The next morning the wasps were going about their business in their usual hectic but orderly fashion. Acting on a sudden suspicion I went downstairs to take a look. Below my window I found a dozen or so dead wasps. Out of shame, I left this particular detail out of my essay “My Neighbors the Wasps,” but I wrote about it in my diary for the day and at the end of the entry I wrote, “I’m so sorry, wasps! Forgive me!”
It has big ears that stick way up over its head, two back legs that are longer than its body, it can run like the wind, it is the color of the dirt in a northern village, and it possesses the stealth and silence of a fish. These are the essential components that go into making a wild rabbit (and these same characteristics give a hint as to the nature of the rabbit’s gloomy fate).

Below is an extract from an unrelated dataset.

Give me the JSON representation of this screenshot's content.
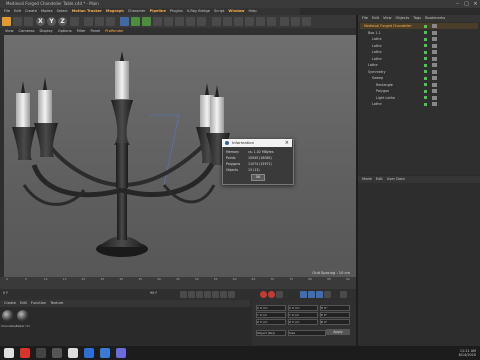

The rabbit is an animal of mystery and legend, it survives by its vigilance and its speed in flight. The wild rabbit is as connected to the soil as the crops that grow from it, indeed, the wild rabbit seems to be one with the soil (the soil come to life). Legend has it that if you see one rabbit at a given spot during the day, at night there will be a whole lot of rabbits gathered at that same spot. Legend also has it that anybody who hunts rabbits will end up shooting a companion or himself by mistake. We associate the rabbit with the goddess of the moon, and in the West there are folktales about rabbits being witches who change themselves into rabbits when they are being chased and have no place to hide.
Wild rabbits have an astounding ability to adapt to all sorts of habitat. They occur more commonly and are spread more widely around the globe than even sparrows (you can find rabbits in mountains above four thousand meters and you can even find them on the tundra at the northern and southern extremes of the earth). But nowadays it is rare to see even the slightest trace of a wild rabbit. I’ve lived my whole life on the outskirts of Beijing and I often go way out into the fields, but most of what I know about wild rabbits I know only from my memories of childhood. One April Fool’s Day not so long ago, I called up a friend and told him in the most serious voice I could manage that I had caught a wild rabbit with my bare hands. But in truth I have not been able to lay my eyes on a single wild rabbit, even earlier this year when I spent an entire morning in Bazhou in Hebei province walking around in the countryside with my binoculars. The sad truth is that wild rabbits have quietly disappeared from our land. The lyrics in that Western folk song are right: “This is the time of man.”
—translated from the Chinese by Thomas Moran